**Work request**
Apart from the images, every record below must be given again without alteration.

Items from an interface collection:
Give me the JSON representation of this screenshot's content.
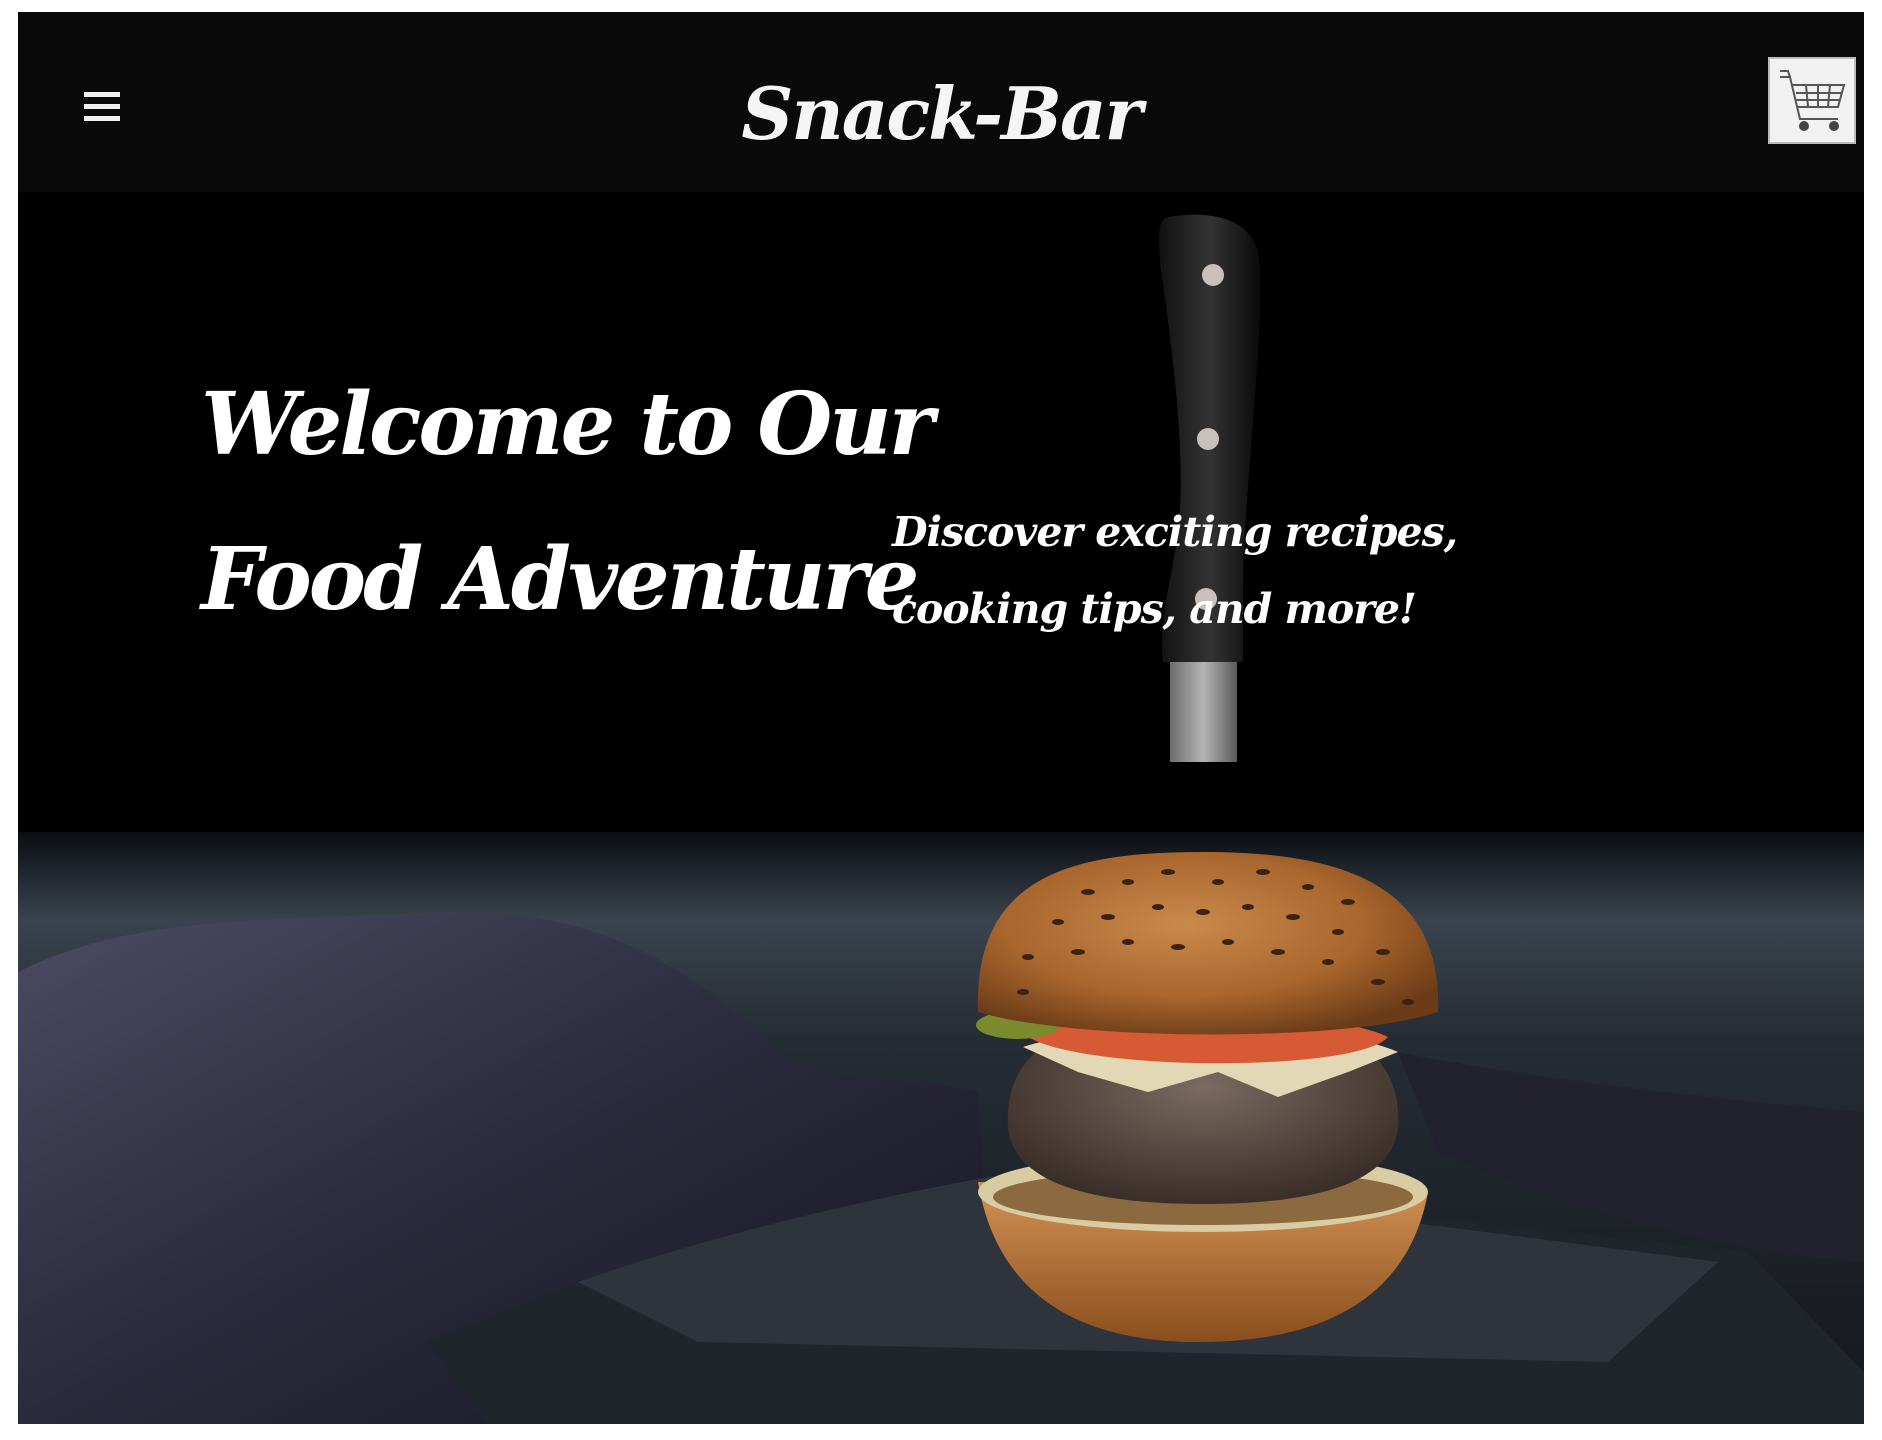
{
  "header": {
    "brand": "Snack-Bar",
    "menu_icon": "hamburger-menu-icon",
    "cart_icon": "shopping-cart-icon"
  },
  "hero": {
    "title": "Welcome to Our Food Adventure",
    "subtitle": "Discover exciting recipes, cooking tips, and more!",
    "image": "burger-with-knife-on-slate"
  },
  "colors": {
    "header_bg": "#0a0a0a",
    "text": "#ffffff",
    "cart_bg": "#f1f1f1"
  }
}
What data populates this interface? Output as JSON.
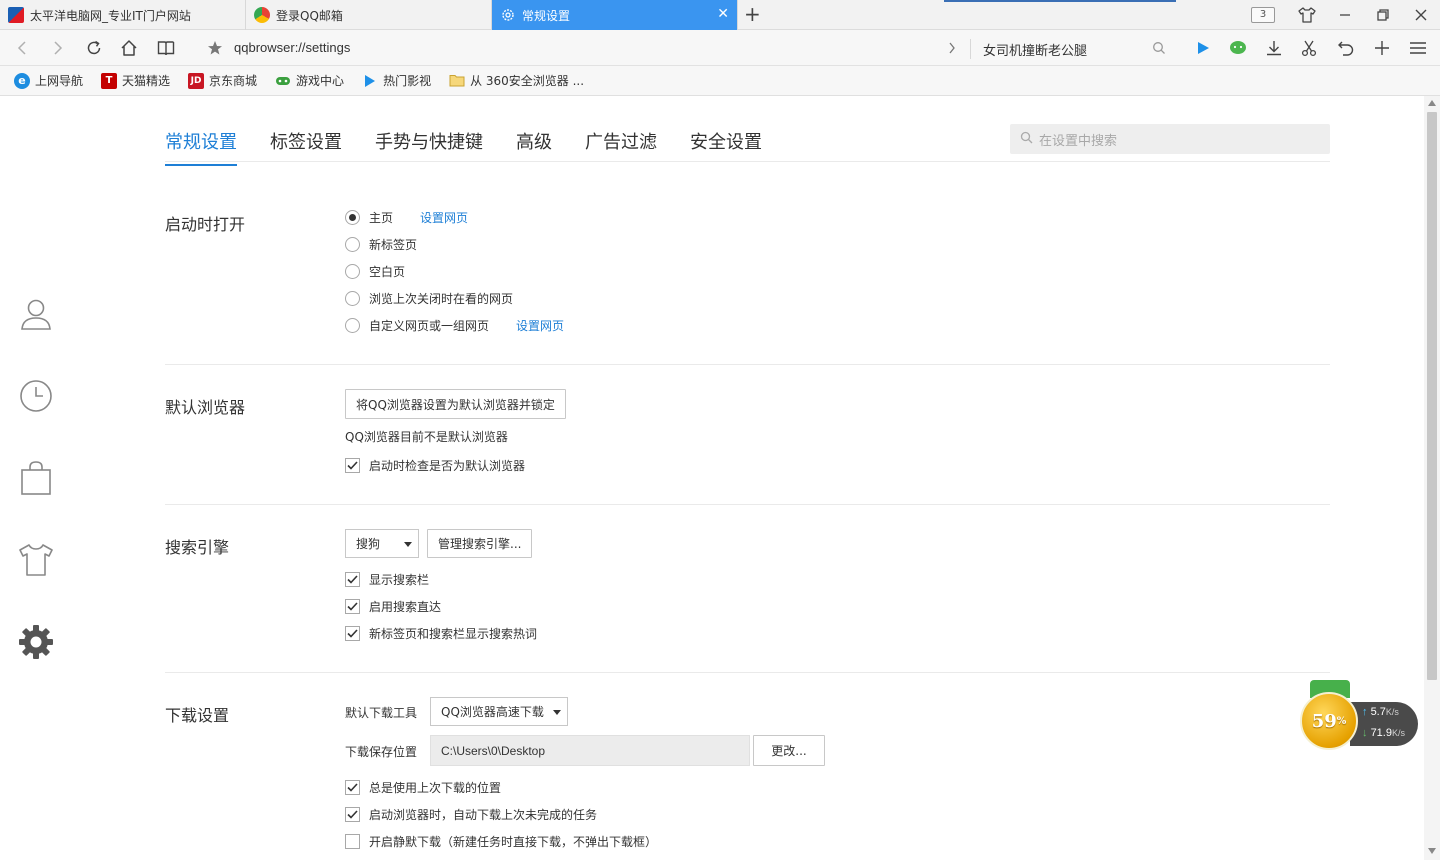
{
  "tabs": [
    {
      "title": "太平洋电脑网_专业IT门户网站",
      "active": false
    },
    {
      "title": "登录QQ邮箱",
      "active": false
    },
    {
      "title": "常规设置",
      "active": true
    }
  ],
  "tab_count": "3",
  "address": {
    "url": "qqbrowser://settings",
    "search_text": "女司机撞断老公腿"
  },
  "bookmarks": [
    {
      "label": "上网导航",
      "icon": "ie-icon"
    },
    {
      "label": "天猫精选",
      "icon": "tmall-icon"
    },
    {
      "label": "京东商城",
      "icon": "jd-icon"
    },
    {
      "label": "游戏中心",
      "icon": "gamepad-icon"
    },
    {
      "label": "热门影视",
      "icon": "video-icon"
    },
    {
      "label": "从 360安全浏览器 ...",
      "icon": "folder-icon"
    }
  ],
  "settings_tabs": [
    "常规设置",
    "标签设置",
    "手势与快捷键",
    "高级",
    "广告过滤",
    "安全设置"
  ],
  "settings_search_placeholder": "在设置中搜索",
  "startup": {
    "title": "启动时打开",
    "options": [
      {
        "label": "主页",
        "selected": true,
        "link": "设置网页"
      },
      {
        "label": "新标签页",
        "selected": false
      },
      {
        "label": "空白页",
        "selected": false
      },
      {
        "label": "浏览上次关闭时在看的网页",
        "selected": false
      },
      {
        "label": "自定义网页或一组网页",
        "selected": false,
        "link": "设置网页"
      }
    ]
  },
  "default_browser": {
    "title": "默认浏览器",
    "button": "将QQ浏览器设置为默认浏览器并锁定",
    "status": "QQ浏览器目前不是默认浏览器",
    "check_label": "启动时检查是否为默认浏览器",
    "check_on": true
  },
  "search_engine": {
    "title": "搜索引擎",
    "selected": "搜狗",
    "manage_button": "管理搜索引擎...",
    "checks": [
      {
        "label": "显示搜索栏",
        "on": true
      },
      {
        "label": "启用搜索直达",
        "on": true
      },
      {
        "label": "新标签页和搜索栏显示搜索热词",
        "on": true
      }
    ]
  },
  "download": {
    "title": "下载设置",
    "tool_label": "默认下载工具",
    "tool_selected": "QQ浏览器高速下载",
    "path_label": "下载保存位置",
    "path": "C:\\Users\\0\\Desktop",
    "change_button": "更改...",
    "checks": [
      {
        "label": "总是使用上次下载的位置",
        "on": true
      },
      {
        "label": "启动浏览器时，自动下载上次未完成的任务",
        "on": true
      },
      {
        "label": "开启静默下载（新建任务时直接下载，不弹出下载框）",
        "on": false
      }
    ]
  },
  "net_widget": {
    "percent": "59",
    "percent_sign": "%",
    "up_speed": "5.7",
    "down_speed": "71.9",
    "unit": "K/s"
  },
  "colors": {
    "accent": "#1e7fd6",
    "active_tab": "#3a95f0"
  }
}
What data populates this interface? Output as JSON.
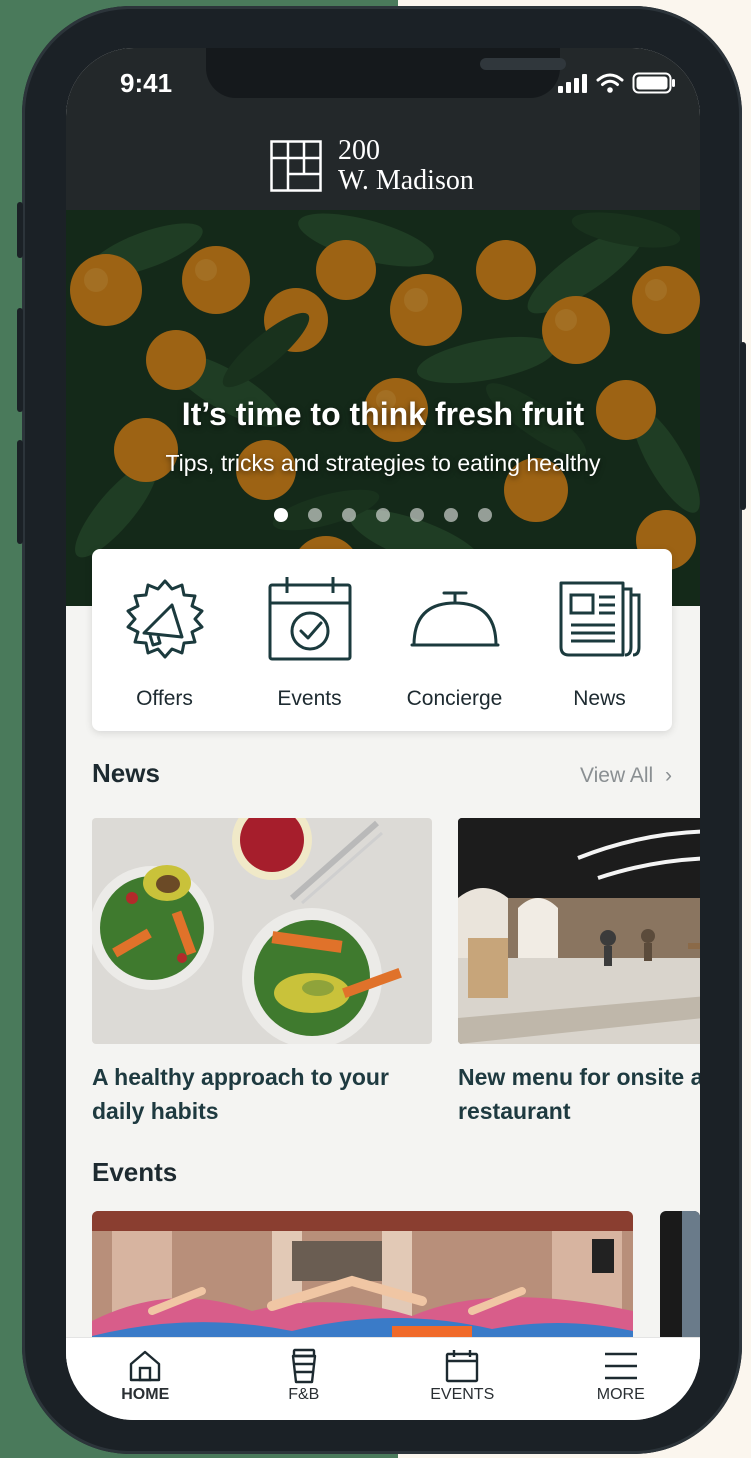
{
  "status_bar": {
    "time": "9:41"
  },
  "brand": {
    "line1": "200",
    "line2": "W. Madison"
  },
  "hero": {
    "title": "It’s time to think fresh fruit",
    "subtitle": "Tips, tricks and strategies to eating healthy",
    "slide_count": 7,
    "active_slide": 1
  },
  "quick_actions": [
    {
      "label": "Offers",
      "icon": "megaphone-badge-icon"
    },
    {
      "label": "Events",
      "icon": "calendar-check-icon"
    },
    {
      "label": "Concierge",
      "icon": "service-bell-icon"
    },
    {
      "label": "News",
      "icon": "newspaper-icon"
    }
  ],
  "news": {
    "section_title": "News",
    "view_all_label": "View All",
    "items": [
      {
        "title": "A healthy approach to your daily habits"
      },
      {
        "title": "New menu for onsite and restaurant"
      }
    ]
  },
  "events": {
    "section_title": "Events"
  },
  "tab_bar": {
    "active": "HOME",
    "tabs": [
      {
        "label": "HOME",
        "icon": "home-icon"
      },
      {
        "label": "F&B",
        "icon": "coffee-cup-icon"
      },
      {
        "label": "EVENTS",
        "icon": "calendar-icon"
      },
      {
        "label": "MORE",
        "icon": "menu-icon"
      }
    ]
  },
  "colors": {
    "header": "#23282a",
    "icon_stroke": "#1b3a3d",
    "background_green": "#4a7a5b",
    "background_cream": "#fbf6ee"
  }
}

**Output**
Give me the JSON representation of this screenshot's content.
{
  "header": {
    "brand": "Snack-Bar",
    "menu_icon": "hamburger-menu-icon",
    "cart_icon": "shopping-cart-icon"
  },
  "hero": {
    "title": "Welcome to Our Food Adventure",
    "subtitle": "Discover exciting recipes, cooking tips, and more!",
    "image": "burger-with-knife-on-slate"
  },
  "colors": {
    "header_bg": "#0a0a0a",
    "text": "#ffffff",
    "cart_bg": "#f1f1f1"
  }
}
What data populates this interface? Output as JSON.
{
  "tabs": [
    {
      "title": "太平洋电脑网_专业IT门户网站",
      "active": false
    },
    {
      "title": "登录QQ邮箱",
      "active": false
    },
    {
      "title": "常规设置",
      "active": true
    }
  ],
  "tab_count": "3",
  "address": {
    "url": "qqbrowser://settings",
    "search_text": "女司机撞断老公腿"
  },
  "bookmarks": [
    {
      "label": "上网导航",
      "icon": "ie-icon"
    },
    {
      "label": "天猫精选",
      "icon": "tmall-icon"
    },
    {
      "label": "京东商城",
      "icon": "jd-icon"
    },
    {
      "label": "游戏中心",
      "icon": "gamepad-icon"
    },
    {
      "label": "热门影视",
      "icon": "video-icon"
    },
    {
      "label": "从 360安全浏览器 ...",
      "icon": "folder-icon"
    }
  ],
  "settings_tabs": [
    "常规设置",
    "标签设置",
    "手势与快捷键",
    "高级",
    "广告过滤",
    "安全设置"
  ],
  "settings_search_placeholder": "在设置中搜索",
  "startup": {
    "title": "启动时打开",
    "options": [
      {
        "label": "主页",
        "selected": true,
        "link": "设置网页"
      },
      {
        "label": "新标签页",
        "selected": false
      },
      {
        "label": "空白页",
        "selected": false
      },
      {
        "label": "浏览上次关闭时在看的网页",
        "selected": false
      },
      {
        "label": "自定义网页或一组网页",
        "selected": false,
        "link": "设置网页"
      }
    ]
  },
  "default_browser": {
    "title": "默认浏览器",
    "button": "将QQ浏览器设置为默认浏览器并锁定",
    "status": "QQ浏览器目前不是默认浏览器",
    "check_label": "启动时检查是否为默认浏览器",
    "check_on": true
  },
  "search_engine": {
    "title": "搜索引擎",
    "selected": "搜狗",
    "manage_button": "管理搜索引擎...",
    "checks": [
      {
        "label": "显示搜索栏",
        "on": true
      },
      {
        "label": "启用搜索直达",
        "on": true
      },
      {
        "label": "新标签页和搜索栏显示搜索热词",
        "on": true
      }
    ]
  },
  "download": {
    "title": "下载设置",
    "tool_label": "默认下载工具",
    "tool_selected": "QQ浏览器高速下载",
    "path_label": "下载保存位置",
    "path": "C:\\Users\\0\\Desktop",
    "change_button": "更改...",
    "checks": [
      {
        "label": "总是使用上次下载的位置",
        "on": true
      },
      {
        "label": "启动浏览器时，自动下载上次未完成的任务",
        "on": true
      },
      {
        "label": "开启静默下载（新建任务时直接下载，不弹出下载框）",
        "on": false
      }
    ]
  },
  "net_widget": {
    "percent": "59",
    "percent_sign": "%",
    "up_speed": "5.7",
    "down_speed": "71.9",
    "unit": "K/s"
  },
  "colors": {
    "accent": "#1e7fd6",
    "active_tab": "#3a95f0"
  }
}
What data populates this interface? Output as JSON.
{
  "status_bar": {
    "time": "9:41"
  },
  "brand": {
    "line1": "200",
    "line2": "W. Madison"
  },
  "hero": {
    "title": "It’s time to think fresh fruit",
    "subtitle": "Tips, tricks and strategies to eating healthy",
    "slide_count": 7,
    "active_slide": 1
  },
  "quick_actions": [
    {
      "label": "Offers",
      "icon": "megaphone-badge-icon"
    },
    {
      "label": "Events",
      "icon": "calendar-check-icon"
    },
    {
      "label": "Concierge",
      "icon": "service-bell-icon"
    },
    {
      "label": "News",
      "icon": "newspaper-icon"
    }
  ],
  "news": {
    "section_title": "News",
    "view_all_label": "View All",
    "items": [
      {
        "title": "A healthy approach to your daily habits"
      },
      {
        "title": "New menu for onsite and restaurant"
      }
    ]
  },
  "events": {
    "section_title": "Events"
  },
  "tab_bar": {
    "active": "HOME",
    "tabs": [
      {
        "label": "HOME",
        "icon": "home-icon"
      },
      {
        "label": "F&B",
        "icon": "coffee-cup-icon"
      },
      {
        "label": "EVENTS",
        "icon": "calendar-icon"
      },
      {
        "label": "MORE",
        "icon": "menu-icon"
      }
    ]
  },
  "colors": {
    "header": "#23282a",
    "icon_stroke": "#1b3a3d",
    "background_green": "#4a7a5b",
    "background_cream": "#fbf6ee"
  }
}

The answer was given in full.